ABOUT THIS EXERCISE |
Search the material for the string "before", then return every line where it is found.

EXERCISE INPUTS |
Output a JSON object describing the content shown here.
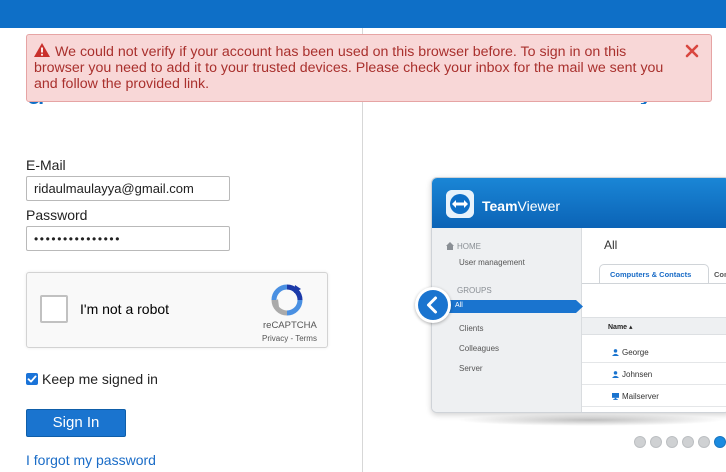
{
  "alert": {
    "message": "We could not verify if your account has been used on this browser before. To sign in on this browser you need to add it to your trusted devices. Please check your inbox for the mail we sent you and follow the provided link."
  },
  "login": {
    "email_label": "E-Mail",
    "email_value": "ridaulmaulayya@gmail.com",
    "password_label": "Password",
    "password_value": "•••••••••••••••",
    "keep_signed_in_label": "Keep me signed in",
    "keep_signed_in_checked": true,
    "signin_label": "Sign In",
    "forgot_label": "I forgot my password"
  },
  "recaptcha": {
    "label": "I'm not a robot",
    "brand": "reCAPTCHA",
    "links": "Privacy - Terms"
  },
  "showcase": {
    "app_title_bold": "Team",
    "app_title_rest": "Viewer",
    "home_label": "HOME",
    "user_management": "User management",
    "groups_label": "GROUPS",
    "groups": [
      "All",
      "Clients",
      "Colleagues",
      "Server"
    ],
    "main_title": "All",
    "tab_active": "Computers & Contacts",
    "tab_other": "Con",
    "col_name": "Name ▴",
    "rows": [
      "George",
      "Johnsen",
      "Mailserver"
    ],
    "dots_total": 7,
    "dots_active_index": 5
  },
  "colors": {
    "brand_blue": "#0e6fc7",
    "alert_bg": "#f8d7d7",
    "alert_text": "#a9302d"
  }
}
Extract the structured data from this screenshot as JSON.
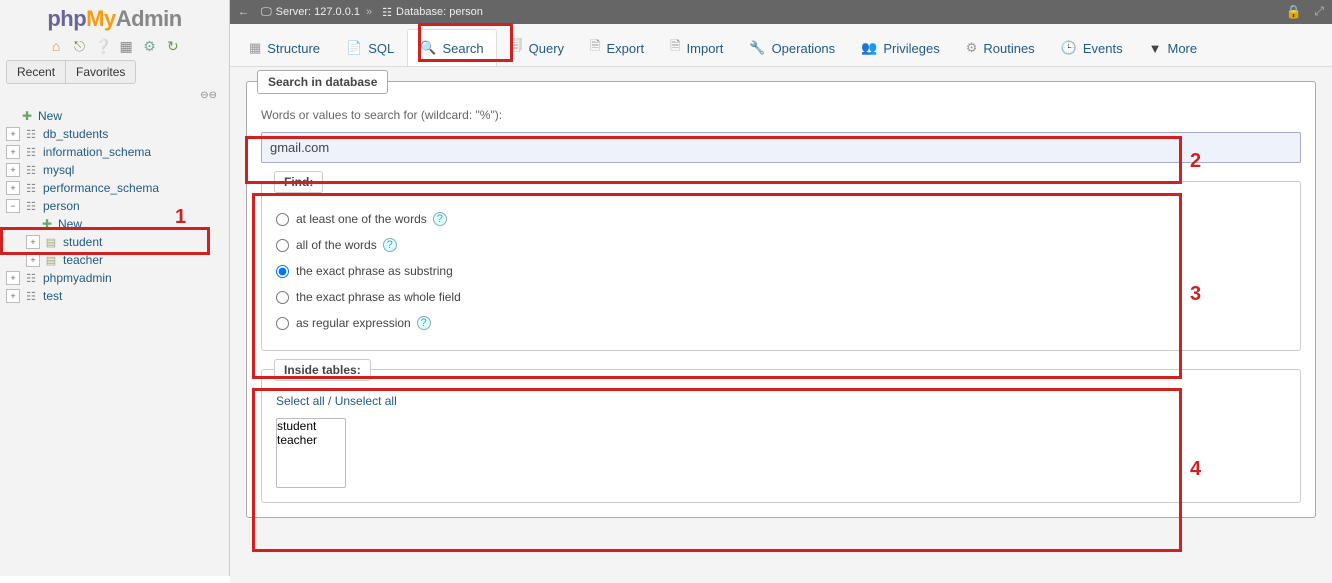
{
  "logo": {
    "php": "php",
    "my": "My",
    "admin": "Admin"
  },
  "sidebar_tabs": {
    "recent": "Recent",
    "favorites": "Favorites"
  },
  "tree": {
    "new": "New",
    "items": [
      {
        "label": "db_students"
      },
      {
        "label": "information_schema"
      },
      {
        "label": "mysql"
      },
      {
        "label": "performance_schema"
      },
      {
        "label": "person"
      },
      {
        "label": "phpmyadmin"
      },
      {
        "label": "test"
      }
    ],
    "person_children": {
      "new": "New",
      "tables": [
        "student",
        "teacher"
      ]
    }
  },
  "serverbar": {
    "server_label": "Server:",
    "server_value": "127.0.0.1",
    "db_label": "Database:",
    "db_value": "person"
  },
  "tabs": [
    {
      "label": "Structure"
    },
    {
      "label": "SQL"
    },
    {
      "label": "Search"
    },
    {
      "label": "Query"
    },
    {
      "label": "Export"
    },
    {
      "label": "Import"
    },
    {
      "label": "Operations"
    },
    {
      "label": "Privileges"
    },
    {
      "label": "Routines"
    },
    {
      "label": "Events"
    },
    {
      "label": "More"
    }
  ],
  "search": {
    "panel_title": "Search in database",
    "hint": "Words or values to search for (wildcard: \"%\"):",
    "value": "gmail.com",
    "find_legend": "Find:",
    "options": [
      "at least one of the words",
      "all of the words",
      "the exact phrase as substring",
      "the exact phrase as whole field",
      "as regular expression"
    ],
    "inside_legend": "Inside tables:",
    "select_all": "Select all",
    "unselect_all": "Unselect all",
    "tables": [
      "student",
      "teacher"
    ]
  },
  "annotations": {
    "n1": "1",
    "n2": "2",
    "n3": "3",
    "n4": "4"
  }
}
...
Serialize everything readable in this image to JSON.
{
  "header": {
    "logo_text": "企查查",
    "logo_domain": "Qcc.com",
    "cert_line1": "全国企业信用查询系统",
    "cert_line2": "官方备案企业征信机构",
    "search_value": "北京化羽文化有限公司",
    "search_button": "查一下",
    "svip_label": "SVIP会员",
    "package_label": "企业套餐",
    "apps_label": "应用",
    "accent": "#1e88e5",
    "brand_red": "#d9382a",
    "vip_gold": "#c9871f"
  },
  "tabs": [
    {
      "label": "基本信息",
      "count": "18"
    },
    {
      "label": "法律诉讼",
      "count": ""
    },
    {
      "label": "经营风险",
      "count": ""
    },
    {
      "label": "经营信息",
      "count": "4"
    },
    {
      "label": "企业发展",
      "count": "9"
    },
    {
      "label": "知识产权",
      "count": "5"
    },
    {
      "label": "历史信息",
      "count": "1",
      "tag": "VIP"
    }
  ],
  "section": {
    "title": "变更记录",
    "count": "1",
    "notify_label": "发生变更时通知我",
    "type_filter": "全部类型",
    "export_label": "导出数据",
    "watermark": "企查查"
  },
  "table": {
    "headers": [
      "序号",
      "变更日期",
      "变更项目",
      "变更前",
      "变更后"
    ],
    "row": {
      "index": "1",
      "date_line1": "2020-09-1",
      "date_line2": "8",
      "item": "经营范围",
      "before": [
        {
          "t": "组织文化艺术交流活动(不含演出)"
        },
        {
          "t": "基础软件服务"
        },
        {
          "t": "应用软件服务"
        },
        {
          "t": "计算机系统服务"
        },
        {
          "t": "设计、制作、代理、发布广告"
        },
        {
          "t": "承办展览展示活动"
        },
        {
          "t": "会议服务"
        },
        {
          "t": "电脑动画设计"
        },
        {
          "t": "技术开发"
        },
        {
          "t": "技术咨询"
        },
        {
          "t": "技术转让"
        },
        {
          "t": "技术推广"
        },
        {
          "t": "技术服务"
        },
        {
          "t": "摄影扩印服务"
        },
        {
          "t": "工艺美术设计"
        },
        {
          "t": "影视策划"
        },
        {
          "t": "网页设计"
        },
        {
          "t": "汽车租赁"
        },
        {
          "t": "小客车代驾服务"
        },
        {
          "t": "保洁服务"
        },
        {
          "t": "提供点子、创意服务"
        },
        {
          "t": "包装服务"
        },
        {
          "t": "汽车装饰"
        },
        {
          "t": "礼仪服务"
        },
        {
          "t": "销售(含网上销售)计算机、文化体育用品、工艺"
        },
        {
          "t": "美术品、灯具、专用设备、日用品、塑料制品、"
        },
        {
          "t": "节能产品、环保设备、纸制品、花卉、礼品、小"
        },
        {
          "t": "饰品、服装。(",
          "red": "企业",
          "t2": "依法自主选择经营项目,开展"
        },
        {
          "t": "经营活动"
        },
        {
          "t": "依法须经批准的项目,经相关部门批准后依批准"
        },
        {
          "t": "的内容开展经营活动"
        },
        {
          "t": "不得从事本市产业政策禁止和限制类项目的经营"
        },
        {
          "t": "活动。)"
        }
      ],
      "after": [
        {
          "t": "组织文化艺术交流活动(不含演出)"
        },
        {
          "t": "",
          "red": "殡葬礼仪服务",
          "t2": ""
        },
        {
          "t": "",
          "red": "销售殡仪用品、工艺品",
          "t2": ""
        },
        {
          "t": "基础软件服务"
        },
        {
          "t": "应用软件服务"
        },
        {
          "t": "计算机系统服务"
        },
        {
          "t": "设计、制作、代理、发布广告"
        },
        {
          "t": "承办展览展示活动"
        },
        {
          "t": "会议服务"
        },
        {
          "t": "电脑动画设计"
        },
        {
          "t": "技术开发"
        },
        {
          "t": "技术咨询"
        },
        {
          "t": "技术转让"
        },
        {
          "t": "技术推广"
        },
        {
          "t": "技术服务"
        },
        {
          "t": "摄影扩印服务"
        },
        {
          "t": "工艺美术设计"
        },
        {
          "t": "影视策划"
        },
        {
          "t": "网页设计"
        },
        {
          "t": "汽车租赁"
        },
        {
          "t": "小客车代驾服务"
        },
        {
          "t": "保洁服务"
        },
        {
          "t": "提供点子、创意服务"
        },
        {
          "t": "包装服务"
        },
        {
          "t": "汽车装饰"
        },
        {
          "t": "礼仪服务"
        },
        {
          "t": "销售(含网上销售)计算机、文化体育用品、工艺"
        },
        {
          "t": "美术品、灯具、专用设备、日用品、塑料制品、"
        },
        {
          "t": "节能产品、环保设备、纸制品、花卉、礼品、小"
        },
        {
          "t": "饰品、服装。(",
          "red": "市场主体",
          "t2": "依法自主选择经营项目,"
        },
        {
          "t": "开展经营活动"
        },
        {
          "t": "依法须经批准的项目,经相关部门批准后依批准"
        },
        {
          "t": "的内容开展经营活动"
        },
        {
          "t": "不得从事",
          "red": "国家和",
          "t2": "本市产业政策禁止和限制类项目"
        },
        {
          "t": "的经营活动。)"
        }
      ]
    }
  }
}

EXERCISE OUTPUT |
    "message": "We could not verify if your account has been used on this browser before. To sign in on this browser you need to add it to your trusted devices. Please check your inbox for the mail we sent you and follow the provided link."
      "before": [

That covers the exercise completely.